SAN FRANCISCO -- Oakland manager Bob Melvin said Saturday it is "very likely" that shortstop Hiroyuki Nakajima will start the season on the disabled list as he recovers from a hamstring strain, but the team will evaluate the situation on Sunday.
If Nakajima joins fellow infielder Adam Rosales on the DL, utility man Andy Parrino could be a logical option to make the A's Opening Day roster. Parrino has quietly posted a .378 batting average in 37 spring at-bats, but his glove is perhaps his most valuable asset.
"He's a good player," Melvin said. "A guy that can play anywhere in the infield, switch-hits, and he can play the outfield as well. When you talk about versatility, he's a guy that brings you a lot of versatility."
At the moment, Parrino appears to be fighting with first baseman Nate Freiman and second baseman Scott Sizemore for a single spot on the A's bench. The 27-year-old Parrino was acquired as part of the deal that sent Tyson Ross to the Padres this offseason.
"All spring it's been a battle between all the guys in the middle," Parrino said. "It's the only way to go about it, really. I think the front office and the manager like the competition between all of us, and I think it's going to come down to the last day."
Nakajima, 30, arrived in Oakland from Japan with considerable fanfare after signing a two-year deal in December. But he's had trouble acclimating to the Major League game so far, posting a .156 average and one RBI in 42 Cactus League at-bats, while also struggling in the field.
A's part ways with Blackley, Barton
SAN FRANCISCO -- For a man who was just designated for assignment, Travis Blackley sounded like a grateful man on Friday night at AT&T Park.
The affable Aussie was sad to say goodbye to the fun-loving Oakland clubhouse after he and first baseman Daric Barton were designated for assignment.

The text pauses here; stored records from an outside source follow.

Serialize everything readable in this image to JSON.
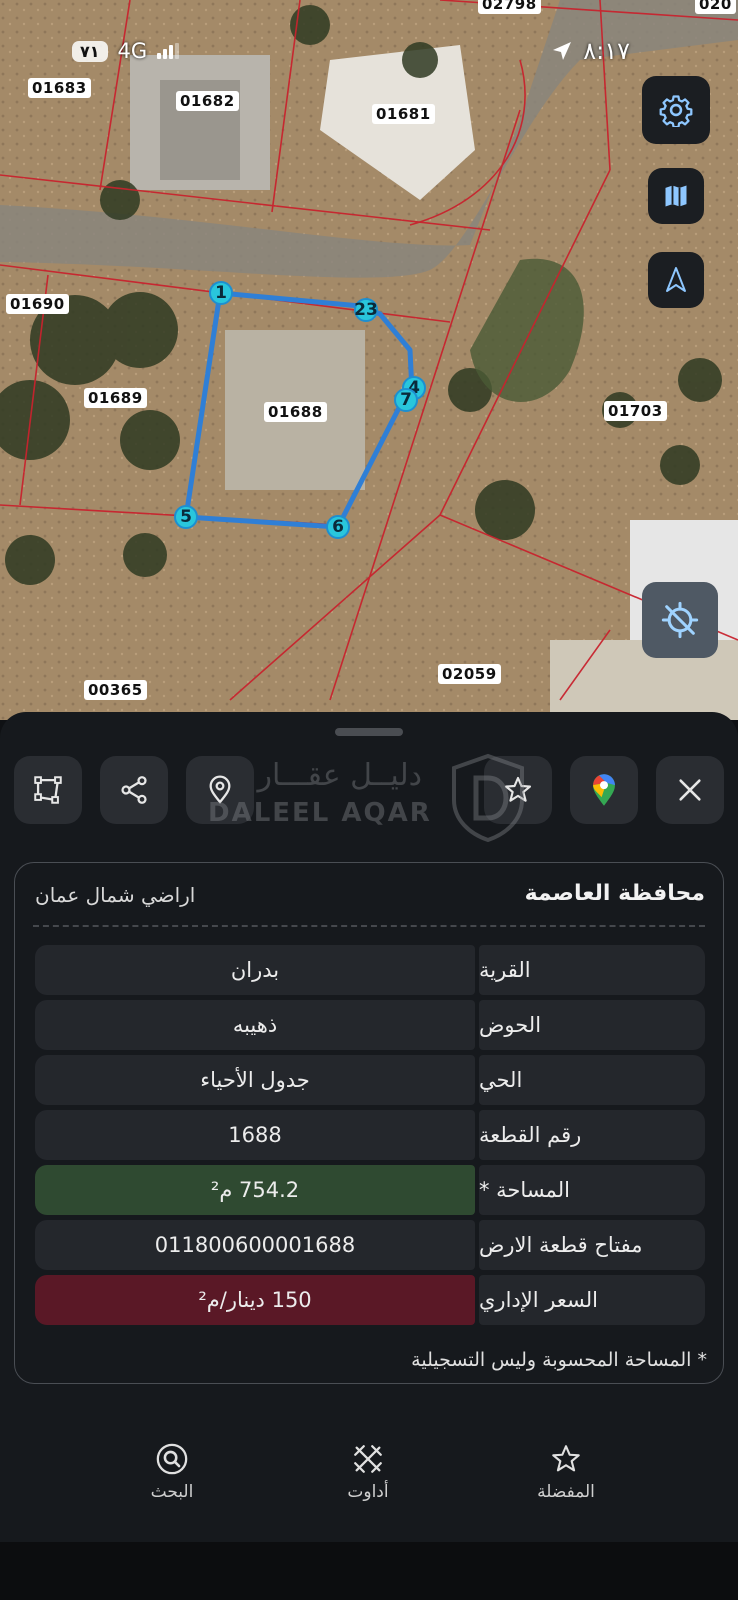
{
  "status_bar": {
    "battery": "٧١",
    "network": "4G",
    "time": "٨:١٧"
  },
  "map": {
    "parcels": [
      "02798",
      "020",
      "01683",
      "01682",
      "01681",
      "01690",
      "01689",
      "01688",
      "01703",
      "02059",
      "00365"
    ],
    "vertices": [
      "1",
      "23",
      "4",
      "7",
      "5",
      "6"
    ],
    "buttons": {
      "settings": "gear-icon",
      "layers": "map-icon",
      "compass": "north-arrow-icon",
      "locate": "gps-off-icon"
    }
  },
  "toolbar": {
    "icons": [
      "polygon-icon",
      "share-icon",
      "pin-icon",
      "star-icon",
      "google-maps-icon",
      "close-icon"
    ]
  },
  "watermark": {
    "arabic": "دليــل عقـــار",
    "english": "DALEEL AQAR"
  },
  "details": {
    "governorate": "محافظة العاصمة",
    "area": "اراضي شمال عمان",
    "rows": [
      {
        "label": "القرية",
        "value": "بدران"
      },
      {
        "label": "الحوض",
        "value": "ذهيبه"
      },
      {
        "label": "الحي",
        "value": "جدول الأحياء"
      },
      {
        "label": "رقم القطعة",
        "value": "1688"
      },
      {
        "label": "المساحة *",
        "value": "754.2 م²"
      },
      {
        "label": "مفتاح قطعة الارض",
        "value": "011800600001688"
      },
      {
        "label": "السعر الإداري",
        "value": "150 دينار/م²"
      }
    ],
    "note": "* المساحة المحسوبة وليس التسجيلية"
  },
  "nav": {
    "search": "البحث",
    "tools": "أداوت",
    "favorites": "المفضلة"
  },
  "colors": {
    "area_bg": "#2f4a31",
    "price_bg": "#5a1826",
    "parcel_outline": "#2f7fd6",
    "vertex": "#29c6dc",
    "cadastre_lines": "#c8232e"
  }
}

In related moves, the A's claimed right-handers Danny Otero and Josh Stinson, while reassigning lefty reliever Jordan Norberto to Triple-A Sacramento.
The A's have 10 days to place Blackley on waivers, trade him or release him. While Blackley said he would prefer to play "at the highest level possible," he didn't rule out a return to the Minor Leagues, where has spent most of his 13-year professional career.
The southpaw reliever was still adjusting to the news when reporters approached him in the locker room before Friday's exhibition game against the Giants.
"We have such a ... well, they have such a good staff," Blackley said. "I shouldn't say 'we' anymore. They have such a good staff, and it's so deep up and down, from the starting rotation through the bullpen, that I knew it was going to be tough. Day 1 of camp, you size up everyone in the room and you know it's going to be tough."
After posting a 15.43 ERA in 11 2/3 innings of spring work, the writing was on the wall.
"You've got to be making a lot of money to get away with the spring I had," Blackley said.
Without Blackley and Norberto, A's camp now features southpaws Jerry Blevins, Sean Doolittle, Pedro Figueroa and non-roster invitee Hideki Okajima. Fellow non-roster invitee Mike Ekstrom and Evan Scribner appear to be in competition with Figueroa and Okajima for the final spot in the Oakland bullpen.
While Barton declined to speak to reporters after learning of the roster move, Blackley was eager to thank the organization and its fans for supporting him since he latched on as a long-relief man and spot starter in 2012. Blackley also said he got to know Otero when the two were teammates with San Francisco's Triple-A affiliate in Fresno last year.
"I feel like the A's are kind of imprinted on my DNA now," Blackley said. "I'll always have a soft spot in my heart for Oakland."
Alex Espinoza is a contributor to MLB.com. This story was not subject to the approval of Major League Baseball or its clubs.